Stories in a Song spills out of the boundaries of play, concert, education, and entertainment

When a production proclaims itself to be ‘a collage of music, theatre and literature’, it’s hard to ignore the intrigue inherent in it. And Stories in a Song does justice to both – its title, and tagline. Sunil Shanbag’s latest offering is a mélange of seven different pieces, strung harmoniously together. Itis a powerful series of performances that takes you actively and passionately through a part of the history of performing arts in India. To call this production a play is to not do it justice, and to call it a musical is sacrilege. It is something that will be as at home in a concert ground as on a theatre stage, which is where a full house turned up to watch it in Ranga Shankara.

The challenges in presenting such a piece were, as director Shanbag noted in an opening speech, numerous. To find actors who could sing (and who were not swallowed up by the film industry) was no mean task, but find he did. Each actor outshone the other (and in the last piece, deliberately so) in soul and song; Namit Das as the English officer, particularly so. Not only did he raise the bar in terms of performance, he also raised it with his vocal cords and got a round of applause as his reward.

The applause was as forthcoming during other parts of the production as well. Writers Aslam Parvez, Ashok Mishra, Purva Naresh, Vikram Phukan and Anil Deshmukh went beyond the obvious and chose incidents and situations that were, in their individual capacities, delightful nuggets of infotainment and, in their collective capacity, a tapestry of image and sound. Bahadur Ladki, Hindustani Airs and Whose Music is it? especially drew cheers and laughs in equal measure. Not surprisingly, the most well received pieces were those featuring a clash of cultures, whether international or intra. Post-independence India has come a long way if she can laugh at her colonial times with no misgiving. And laughing at oneself was something that the troupe did too. The sheer camaraderie and bonhomie on stage betrayed the sincerity with which the production was created and executed.

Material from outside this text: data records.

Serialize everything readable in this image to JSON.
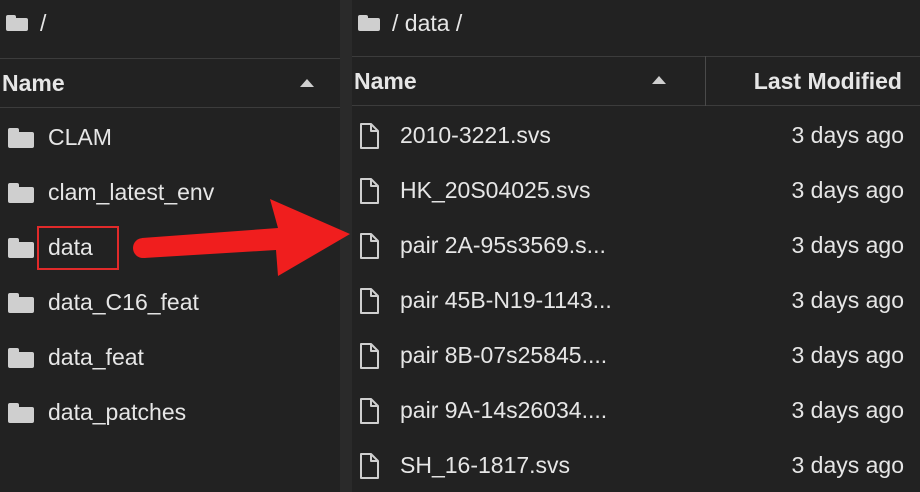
{
  "left_pane": {
    "breadcrumb": "/",
    "header": {
      "name_label": "Name"
    },
    "items": [
      {
        "label": "CLAM",
        "icon": "folder-icon"
      },
      {
        "label": "clam_latest_env",
        "icon": "folder-icon"
      },
      {
        "label": "data",
        "icon": "folder-icon"
      },
      {
        "label": "data_C16_feat",
        "icon": "folder-icon"
      },
      {
        "label": "data_feat",
        "icon": "folder-icon"
      },
      {
        "label": "data_patches",
        "icon": "folder-icon"
      }
    ]
  },
  "right_pane": {
    "breadcrumb": "/ data /",
    "header": {
      "name_label": "Name",
      "modified_label": "Last Modified"
    },
    "files": [
      {
        "name": "2010-3221.svs",
        "modified": "3 days ago",
        "icon": "file-icon"
      },
      {
        "name": "HK_20S04025.svs",
        "modified": "3 days ago",
        "icon": "file-icon"
      },
      {
        "name": "pair 2A-95s3569.s...",
        "modified": "3 days ago",
        "icon": "file-icon"
      },
      {
        "name": "pair 45B-N19-1143...",
        "modified": "3 days ago",
        "icon": "file-icon"
      },
      {
        "name": "pair 8B-07s25845....",
        "modified": "3 days ago",
        "icon": "file-icon"
      },
      {
        "name": "pair 9A-14s26034....",
        "modified": "3 days ago",
        "icon": "file-icon"
      },
      {
        "name": "SH_16-1817.svs",
        "modified": "3 days ago",
        "icon": "file-icon"
      }
    ]
  },
  "annotation": {
    "highlight_color": "#e12a2a",
    "arrow_color": "#f01e1e"
  },
  "colors": {
    "background": "#222222",
    "text": "#e6e6e6",
    "icon": "#cfcfcf"
  }
}
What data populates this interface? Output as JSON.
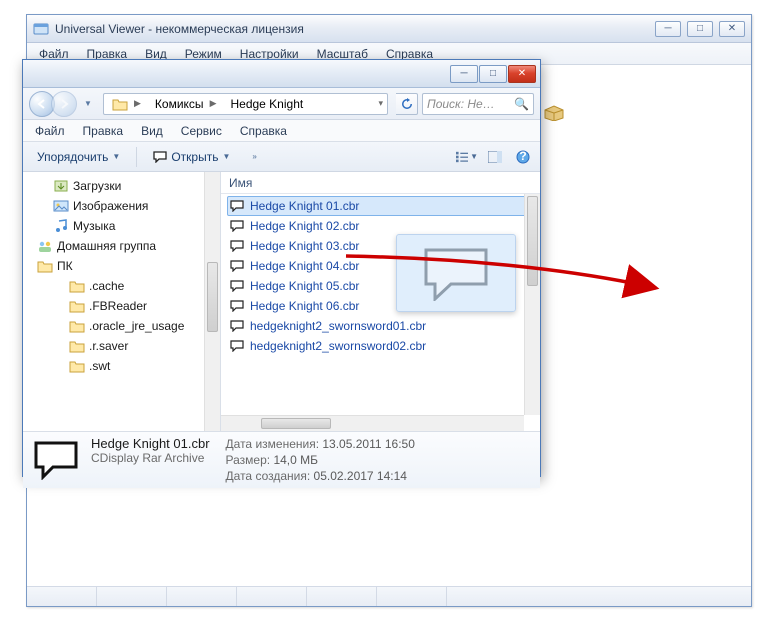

Conceived by Shubha Mudgal and Aneesh Pradhan, Stories in a Song was a unique journey that dipped its toes into different eras and cultures. Stellar cast apart, the music was resplendent. From Sufi to kajri, Stories in a Song was an aficionada’s playground and a beginner’s school. The Hindi dialogue that interspersed the songs was lively and witty, appealing to even the little ones in the theatre space. And after two and a half hours, the cast and the crew got the standing ovation that they deserved.

Stories in a Song isn’t your typical theatrical outing. And because it spills neatly out of the boundaries of play and concert, education and entertainment, it destroys the binaries in the process. It can’t be critiqued by theatrical, musical or literary standards alone, but it raises important questions common to all: of ownership, identity, censorship, morality and voice. As the tawaif protests in the second segment, she can tell her story herself. And how well she does it!